- [WHAT THE EXERCISE ASKS]: Consider the data that follows and state how many lines contain the string "about", using the number alone.
╭──
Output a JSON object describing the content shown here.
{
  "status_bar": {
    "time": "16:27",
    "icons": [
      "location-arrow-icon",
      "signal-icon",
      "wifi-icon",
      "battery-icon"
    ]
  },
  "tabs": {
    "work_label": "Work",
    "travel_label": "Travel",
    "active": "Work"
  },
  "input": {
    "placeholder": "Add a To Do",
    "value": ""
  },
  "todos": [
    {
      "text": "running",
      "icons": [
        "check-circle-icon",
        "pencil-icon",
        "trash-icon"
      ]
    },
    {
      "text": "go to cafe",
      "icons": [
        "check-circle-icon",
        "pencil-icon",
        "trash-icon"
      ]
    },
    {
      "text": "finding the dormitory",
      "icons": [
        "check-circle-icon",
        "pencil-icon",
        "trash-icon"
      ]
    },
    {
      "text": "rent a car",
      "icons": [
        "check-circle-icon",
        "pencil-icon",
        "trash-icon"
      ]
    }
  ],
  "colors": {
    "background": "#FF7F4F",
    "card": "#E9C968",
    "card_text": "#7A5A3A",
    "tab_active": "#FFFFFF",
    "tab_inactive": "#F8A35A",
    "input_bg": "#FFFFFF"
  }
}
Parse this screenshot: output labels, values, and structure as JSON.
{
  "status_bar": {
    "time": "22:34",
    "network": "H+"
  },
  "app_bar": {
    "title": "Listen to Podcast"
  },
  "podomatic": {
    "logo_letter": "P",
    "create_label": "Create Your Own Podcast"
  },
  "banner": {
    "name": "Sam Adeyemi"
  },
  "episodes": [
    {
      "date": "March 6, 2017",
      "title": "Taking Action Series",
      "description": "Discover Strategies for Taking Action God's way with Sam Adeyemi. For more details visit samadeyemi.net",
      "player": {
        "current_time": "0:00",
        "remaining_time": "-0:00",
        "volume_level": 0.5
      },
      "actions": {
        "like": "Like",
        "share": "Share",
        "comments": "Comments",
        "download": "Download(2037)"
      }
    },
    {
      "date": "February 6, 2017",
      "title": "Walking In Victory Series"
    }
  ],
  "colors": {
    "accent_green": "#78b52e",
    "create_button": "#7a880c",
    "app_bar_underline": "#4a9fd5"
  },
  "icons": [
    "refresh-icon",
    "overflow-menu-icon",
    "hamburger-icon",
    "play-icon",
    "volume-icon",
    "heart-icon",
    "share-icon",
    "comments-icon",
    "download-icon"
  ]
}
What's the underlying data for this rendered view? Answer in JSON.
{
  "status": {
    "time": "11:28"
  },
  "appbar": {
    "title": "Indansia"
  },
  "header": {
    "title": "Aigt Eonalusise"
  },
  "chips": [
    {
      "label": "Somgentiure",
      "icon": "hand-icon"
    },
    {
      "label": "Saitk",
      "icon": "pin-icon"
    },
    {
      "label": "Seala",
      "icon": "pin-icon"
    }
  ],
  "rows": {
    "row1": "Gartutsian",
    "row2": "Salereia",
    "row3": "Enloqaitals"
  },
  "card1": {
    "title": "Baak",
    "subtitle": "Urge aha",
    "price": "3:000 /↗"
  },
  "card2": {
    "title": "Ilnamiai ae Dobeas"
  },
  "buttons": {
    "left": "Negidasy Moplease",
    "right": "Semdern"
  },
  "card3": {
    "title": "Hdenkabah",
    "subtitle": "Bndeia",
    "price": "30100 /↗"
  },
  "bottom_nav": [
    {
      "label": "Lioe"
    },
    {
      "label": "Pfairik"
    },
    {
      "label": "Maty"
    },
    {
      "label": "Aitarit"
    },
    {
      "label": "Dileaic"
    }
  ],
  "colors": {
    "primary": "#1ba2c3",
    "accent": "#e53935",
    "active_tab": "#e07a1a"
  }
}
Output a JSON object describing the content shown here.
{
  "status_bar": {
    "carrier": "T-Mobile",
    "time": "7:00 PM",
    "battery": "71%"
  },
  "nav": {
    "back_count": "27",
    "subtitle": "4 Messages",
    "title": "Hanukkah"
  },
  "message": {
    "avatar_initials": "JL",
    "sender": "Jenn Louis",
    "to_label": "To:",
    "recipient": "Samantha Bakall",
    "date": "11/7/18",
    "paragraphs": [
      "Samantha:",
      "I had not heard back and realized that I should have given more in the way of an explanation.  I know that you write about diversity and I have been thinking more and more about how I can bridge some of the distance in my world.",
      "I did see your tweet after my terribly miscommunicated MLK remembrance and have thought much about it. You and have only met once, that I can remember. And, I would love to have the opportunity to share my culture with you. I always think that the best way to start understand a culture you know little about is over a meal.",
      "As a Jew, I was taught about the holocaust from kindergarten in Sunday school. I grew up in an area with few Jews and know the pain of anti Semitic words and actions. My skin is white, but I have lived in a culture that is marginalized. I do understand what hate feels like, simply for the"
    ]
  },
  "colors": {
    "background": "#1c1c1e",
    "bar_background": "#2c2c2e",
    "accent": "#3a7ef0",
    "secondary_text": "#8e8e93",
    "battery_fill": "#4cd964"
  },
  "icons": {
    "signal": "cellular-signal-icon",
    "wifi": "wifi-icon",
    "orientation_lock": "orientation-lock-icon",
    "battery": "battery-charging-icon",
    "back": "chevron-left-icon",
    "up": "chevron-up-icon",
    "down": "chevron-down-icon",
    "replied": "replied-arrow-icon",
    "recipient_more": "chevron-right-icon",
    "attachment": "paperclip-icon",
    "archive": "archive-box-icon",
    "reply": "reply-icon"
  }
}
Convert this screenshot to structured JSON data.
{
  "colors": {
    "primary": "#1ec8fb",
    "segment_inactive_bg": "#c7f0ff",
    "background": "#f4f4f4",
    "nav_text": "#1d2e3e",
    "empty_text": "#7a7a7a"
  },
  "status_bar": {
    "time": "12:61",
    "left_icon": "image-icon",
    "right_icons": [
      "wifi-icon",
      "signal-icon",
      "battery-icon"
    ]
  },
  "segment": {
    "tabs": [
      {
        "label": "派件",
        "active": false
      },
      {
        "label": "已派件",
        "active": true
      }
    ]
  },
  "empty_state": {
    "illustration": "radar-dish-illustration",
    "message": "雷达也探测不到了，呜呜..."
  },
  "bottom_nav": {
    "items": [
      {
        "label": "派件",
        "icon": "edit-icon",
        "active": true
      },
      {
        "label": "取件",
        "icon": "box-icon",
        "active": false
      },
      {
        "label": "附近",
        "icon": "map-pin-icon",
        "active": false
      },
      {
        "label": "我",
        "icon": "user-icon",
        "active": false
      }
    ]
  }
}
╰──
- [YOUR RESPONSE]: 3